» Task requirements: Starting at the line with "What's the underlying" and going on through the line with "Read all visible content and emit it as JSON.", reproduce each line in the records below exactly and nothing more.

————————

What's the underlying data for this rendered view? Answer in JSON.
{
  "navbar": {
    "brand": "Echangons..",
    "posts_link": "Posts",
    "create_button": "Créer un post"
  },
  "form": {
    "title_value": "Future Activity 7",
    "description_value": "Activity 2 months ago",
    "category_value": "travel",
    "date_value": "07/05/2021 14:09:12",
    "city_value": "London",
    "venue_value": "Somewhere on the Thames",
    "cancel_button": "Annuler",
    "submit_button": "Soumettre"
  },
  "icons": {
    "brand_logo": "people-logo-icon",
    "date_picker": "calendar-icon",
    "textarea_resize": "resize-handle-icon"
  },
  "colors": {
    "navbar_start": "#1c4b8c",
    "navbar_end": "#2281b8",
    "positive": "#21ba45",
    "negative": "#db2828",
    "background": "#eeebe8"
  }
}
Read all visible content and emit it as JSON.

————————

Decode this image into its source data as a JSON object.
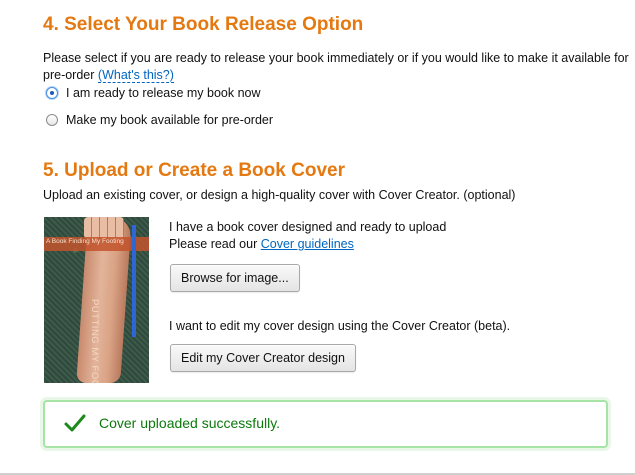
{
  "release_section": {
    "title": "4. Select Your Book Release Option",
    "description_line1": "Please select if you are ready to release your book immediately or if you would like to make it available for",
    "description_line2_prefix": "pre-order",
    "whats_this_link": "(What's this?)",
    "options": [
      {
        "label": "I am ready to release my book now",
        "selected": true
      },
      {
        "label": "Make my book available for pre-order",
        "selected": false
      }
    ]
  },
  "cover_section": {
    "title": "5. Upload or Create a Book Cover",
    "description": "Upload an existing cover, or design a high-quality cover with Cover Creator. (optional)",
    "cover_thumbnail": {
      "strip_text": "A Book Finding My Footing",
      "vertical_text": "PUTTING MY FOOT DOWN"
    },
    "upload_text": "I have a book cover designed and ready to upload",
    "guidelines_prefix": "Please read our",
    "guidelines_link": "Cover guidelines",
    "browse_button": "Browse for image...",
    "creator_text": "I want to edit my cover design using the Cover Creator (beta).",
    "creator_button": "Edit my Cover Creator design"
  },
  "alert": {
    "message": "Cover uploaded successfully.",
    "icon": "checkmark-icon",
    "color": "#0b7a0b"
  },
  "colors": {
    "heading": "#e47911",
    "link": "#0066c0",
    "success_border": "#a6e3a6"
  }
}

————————

» Response for this exercise:
What's the underlying data for this rendered view? Answer in JSON.
{
  "navbar": {
    "brand": "Echangons..",
    "posts_link": "Posts",
    "create_button": "Créer un post"
  },
  "form": {
    "title_value": "Future Activity 7",
    "description_value": "Activity 2 months ago",
    "category_value": "travel",
    "date_value": "07/05/2021 14:09:12",
    "city_value": "London",
    "venue_value": "Somewhere on the Thames",
    "cancel_button": "Annuler",
    "submit_button": "Soumettre"
  },
  "icons": {
    "brand_logo": "people-logo-icon",
    "date_picker": "calendar-icon",
    "textarea_resize": "resize-handle-icon"
  },
  "colors": {
    "navbar_start": "#1c4b8c",
    "navbar_end": "#2281b8",
    "positive": "#21ba45",
    "negative": "#db2828",
    "background": "#eeebe8"
  }
}
Read all visible content and emit it as JSON.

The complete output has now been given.